  16. Santas, J., Carbo, R., Gordon, M. H., & Almajano, M. P. (2008). Comparison of the antioxidant activity of two Spanish onion varieties. Food Chemistry, 107(3), 1210-1216.
  17. Sasse, A., Colindres, P., & Brewer, M. S. (2009). Effect of natural and synthetic antioxidants on the oxidative stability of cooked, frozen pork patties. Journal of food science, 74(1).
  18. Shahidi, F., & Zhong, Y. (2010). Lipid oxidation and improving the oxidative stability. Chemical Society Reviews, 39(11), 4067-4079.
  19. Taghvaei, M., & Jafari, S. M. (2015). Application and stability of natural antioxidants in edible oils in order to substitute synthetic additives. Journal of food science and technology, 52(3), 1272-1282.
  20. Tang, X., & Cronin, D. A. (2007). The effects of brined onion extracts on lipid oxidation and sensory quality in refrigerated cooked turkey breast rolls during storage. Food Chemistry, 100(2), 712-718.
  21. Willcox, J. K., Ash, S. L., & Catignani, G. L. (2004). Antioxidants and prevention of chronic disease. Critical reviews in food science and nutrition, 44(4), 275-295.
  22. Zhang, J., Hu, Z., Lu, C., Bai, K., Zhang, L., & Wang, T. (2015). Effect of various levels of dietary curcumin on meat quality and antioxidant profile of breast muscle in broilers. Journal of agricultural and food chemistry, 63(15), 3880-3886.

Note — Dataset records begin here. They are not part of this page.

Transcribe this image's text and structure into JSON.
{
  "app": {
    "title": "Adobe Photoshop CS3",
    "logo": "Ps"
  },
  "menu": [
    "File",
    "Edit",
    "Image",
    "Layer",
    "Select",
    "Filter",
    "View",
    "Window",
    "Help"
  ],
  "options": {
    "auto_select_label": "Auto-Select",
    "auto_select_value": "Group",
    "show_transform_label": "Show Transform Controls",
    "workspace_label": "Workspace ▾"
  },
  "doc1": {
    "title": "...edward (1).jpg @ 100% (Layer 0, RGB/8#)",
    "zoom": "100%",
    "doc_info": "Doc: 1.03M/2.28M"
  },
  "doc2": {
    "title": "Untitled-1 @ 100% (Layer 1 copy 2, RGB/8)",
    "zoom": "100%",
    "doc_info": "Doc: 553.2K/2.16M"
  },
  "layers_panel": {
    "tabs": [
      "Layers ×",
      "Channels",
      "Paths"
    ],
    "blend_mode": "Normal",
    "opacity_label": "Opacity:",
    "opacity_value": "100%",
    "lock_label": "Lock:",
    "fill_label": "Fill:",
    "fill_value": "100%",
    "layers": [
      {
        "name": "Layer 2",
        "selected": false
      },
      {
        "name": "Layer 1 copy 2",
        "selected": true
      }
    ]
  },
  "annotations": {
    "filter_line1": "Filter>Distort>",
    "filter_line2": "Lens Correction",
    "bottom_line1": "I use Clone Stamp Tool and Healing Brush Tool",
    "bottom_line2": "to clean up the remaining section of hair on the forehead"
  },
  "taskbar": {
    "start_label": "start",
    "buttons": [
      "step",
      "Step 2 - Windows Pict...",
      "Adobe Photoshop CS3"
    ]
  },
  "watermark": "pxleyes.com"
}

Full Text Read : 2557 Downloads : 452
Previous Next

Open Access Policy